- Next, present the conclusions that have been drawn from the analysis. Be sure these are supported by numbers and facts. Each claim or finding should be supported by a selection of the representative data. Keep the audience and the objectives in mind when identifying these conclusions; the diagnostic report is both about identifying weak areas and highlighting internal strengths that can provide opportunities for improvement.
- Ensure the document is professionally written, and that all graphs and charts are self-identifying. It’s a good idea to either attach the raw data in an appendix or – if there’s an unwieldy amount – make sure it’s available to the audience after they’ve read the report.
The form of the diagnostic report makes it seem like the place to identify gaps in company performance and highlight areas to improve, but diagnostic reports can also help reveal opportunities for growth. Here are some things to include within the scope that will help manage this as well:
- Competitor Analysis: Don’t just map out where competitors are; look at markets they aren’t in as well or product lines that are slowly being phased out. These can represent business opportunities if the company can pick up that share.
- Strengths: If the report is aimed at finding gaps, departments that are operating well can be overlooked. Instead, look at these as internal strengths that can be leveraged to open up opportunities. For example, a strong customer service department may help further build the company’s brand, and a strong research and development team could be challenged for new innovative concepts.
- Internal Surveys: If the scope and resources allow, diagnostic reports can be a good chance to screen employee satisfaction; it’s also an opportunity to screen teams for opportunities they may see. If suggested concepts can be supported by the internal data, it’s a great opportunity to capture.
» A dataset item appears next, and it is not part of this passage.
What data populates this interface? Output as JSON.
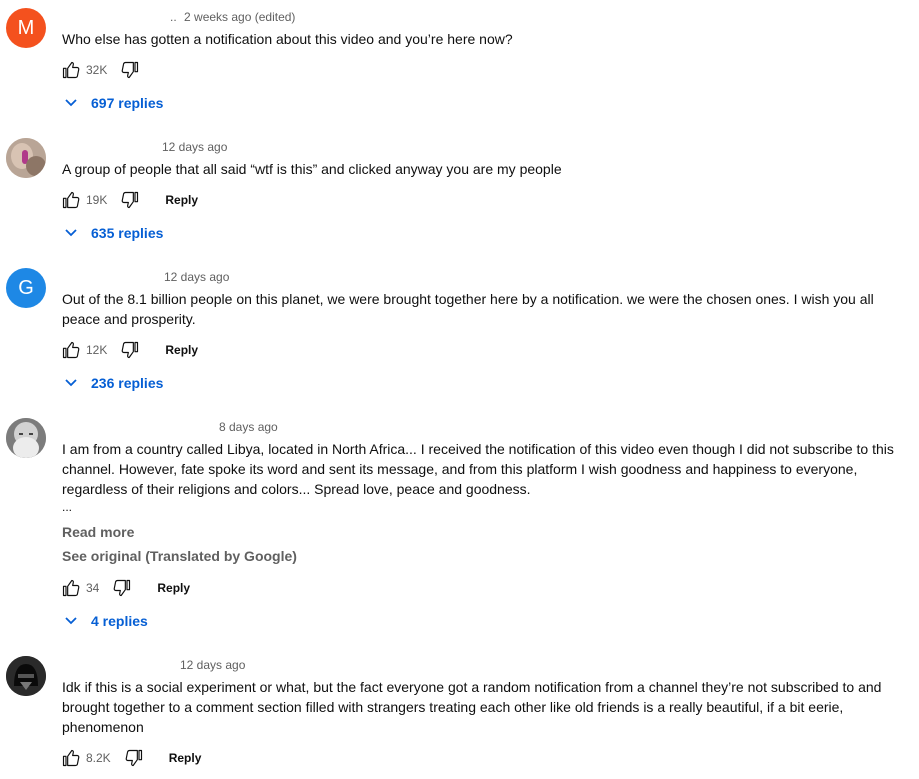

Diagnostic reports can cover a lot of ground, but they are also key elements of maintaining business performance and direction. Because they can have a huge impact on objectives, it’s incredibly important to make sure the underlying data is sound and that the conclusions are supported by facts and records. With all of that in place, a diagnostic report can be an incredibly powerful tool to put in the hands of decision-makers.